» **YOUR INSTRUCTIONS**
Reprint the whole of the data exactly.

(Page and application data records)
******
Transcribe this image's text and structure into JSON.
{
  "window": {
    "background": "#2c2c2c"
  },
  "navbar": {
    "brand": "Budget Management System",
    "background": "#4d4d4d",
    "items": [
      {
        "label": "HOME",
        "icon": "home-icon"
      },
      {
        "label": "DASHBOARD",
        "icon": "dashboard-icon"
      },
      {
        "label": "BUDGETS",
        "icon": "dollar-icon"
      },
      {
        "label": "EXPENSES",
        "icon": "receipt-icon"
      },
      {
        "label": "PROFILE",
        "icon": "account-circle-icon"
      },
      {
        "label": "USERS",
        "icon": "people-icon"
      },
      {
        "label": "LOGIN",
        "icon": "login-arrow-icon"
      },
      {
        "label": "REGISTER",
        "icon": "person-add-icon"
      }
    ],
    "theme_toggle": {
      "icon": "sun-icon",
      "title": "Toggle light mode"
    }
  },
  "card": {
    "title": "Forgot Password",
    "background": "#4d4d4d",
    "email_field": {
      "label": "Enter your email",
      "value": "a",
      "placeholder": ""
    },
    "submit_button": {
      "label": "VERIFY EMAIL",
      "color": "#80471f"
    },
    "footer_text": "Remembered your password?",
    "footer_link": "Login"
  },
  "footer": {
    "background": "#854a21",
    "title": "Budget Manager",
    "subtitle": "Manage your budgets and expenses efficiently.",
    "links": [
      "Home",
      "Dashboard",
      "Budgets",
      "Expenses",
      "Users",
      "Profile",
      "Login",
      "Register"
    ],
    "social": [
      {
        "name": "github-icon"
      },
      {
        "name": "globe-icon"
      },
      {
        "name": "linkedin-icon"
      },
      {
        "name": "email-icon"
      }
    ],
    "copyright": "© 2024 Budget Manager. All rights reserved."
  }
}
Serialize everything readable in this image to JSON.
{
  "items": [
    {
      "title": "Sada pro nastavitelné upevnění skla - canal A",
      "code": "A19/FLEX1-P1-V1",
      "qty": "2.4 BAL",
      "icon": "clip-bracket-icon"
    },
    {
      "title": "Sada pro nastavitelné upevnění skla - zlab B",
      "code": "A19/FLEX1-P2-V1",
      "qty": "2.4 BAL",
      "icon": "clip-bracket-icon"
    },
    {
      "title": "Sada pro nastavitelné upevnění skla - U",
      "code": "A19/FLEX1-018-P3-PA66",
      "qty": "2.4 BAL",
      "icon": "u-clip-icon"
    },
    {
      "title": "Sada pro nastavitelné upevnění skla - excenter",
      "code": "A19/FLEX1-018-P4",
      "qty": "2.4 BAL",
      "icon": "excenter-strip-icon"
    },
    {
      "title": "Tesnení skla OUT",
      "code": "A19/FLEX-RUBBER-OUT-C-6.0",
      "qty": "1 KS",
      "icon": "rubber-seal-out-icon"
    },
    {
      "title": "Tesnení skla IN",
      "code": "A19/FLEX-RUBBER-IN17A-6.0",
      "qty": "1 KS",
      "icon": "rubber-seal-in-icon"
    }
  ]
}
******
» **SOLVED EXERCISE**
Transcribe this image's text and structure into JSON.
{
  "window": {
    "background": "#2c2c2c"
  },
  "navbar": {
    "brand": "Budget Management System",
    "background": "#4d4d4d",
    "items": [
      {
        "label": "HOME",
        "icon": "home-icon"
      },
      {
        "label": "DASHBOARD",
        "icon": "dashboard-icon"
      },
      {
        "label": "BUDGETS",
        "icon": "dollar-icon"
      },
      {
        "label": "EXPENSES",
        "icon": "receipt-icon"
      },
      {
        "label": "PROFILE",
        "icon": "account-circle-icon"
      },
      {
        "label": "USERS",
        "icon": "people-icon"
      },
      {
        "label": "LOGIN",
        "icon": "login-arrow-icon"
      },
      {
        "label": "REGISTER",
        "icon": "person-add-icon"
      }
    ],
    "theme_toggle": {
      "icon": "sun-icon",
      "title": "Toggle light mode"
    }
  },
  "card": {
    "title": "Forgot Password",
    "background": "#4d4d4d",
    "email_field": {
      "label": "Enter your email",
      "value": "a",
      "placeholder": ""
    },
    "submit_button": {
      "label": "VERIFY EMAIL",
      "color": "#80471f"
    },
    "footer_text": "Remembered your password?",
    "footer_link": "Login"
  },
  "footer": {
    "background": "#854a21",
    "title": "Budget Manager",
    "subtitle": "Manage your budgets and expenses efficiently.",
    "links": [
      "Home",
      "Dashboard",
      "Budgets",
      "Expenses",
      "Users",
      "Profile",
      "Login",
      "Register"
    ],
    "social": [
      {
        "name": "github-icon"
      },
      {
        "name": "globe-icon"
      },
      {
        "name": "linkedin-icon"
      },
      {
        "name": "email-icon"
      }
    ],
    "copyright": "© 2024 Budget Manager. All rights reserved."
  }
}
Serialize everything readable in this image to JSON.
{
  "items": [
    {
      "title": "Sada pro nastavitelné upevnění skla - canal A",
      "code": "A19/FLEX1-P1-V1",
      "qty": "2.4 BAL",
      "icon": "clip-bracket-icon"
    },
    {
      "title": "Sada pro nastavitelné upevnění skla - zlab B",
      "code": "A19/FLEX1-P2-V1",
      "qty": "2.4 BAL",
      "icon": "clip-bracket-icon"
    },
    {
      "title": "Sada pro nastavitelné upevnění skla - U",
      "code": "A19/FLEX1-018-P3-PA66",
      "qty": "2.4 BAL",
      "icon": "u-clip-icon"
    },
    {
      "title": "Sada pro nastavitelné upevnění skla - excenter",
      "code": "A19/FLEX1-018-P4",
      "qty": "2.4 BAL",
      "icon": "excenter-strip-icon"
    },
    {
      "title": "Tesnení skla OUT",
      "code": "A19/FLEX-RUBBER-OUT-C-6.0",
      "qty": "1 KS",
      "icon": "rubber-seal-out-icon"
    },
    {
      "title": "Tesnení skla IN",
      "code": "A19/FLEX-RUBBER-IN17A-6.0",
      "qty": "1 KS",
      "icon": "rubber-seal-in-icon"
    }
  ]
}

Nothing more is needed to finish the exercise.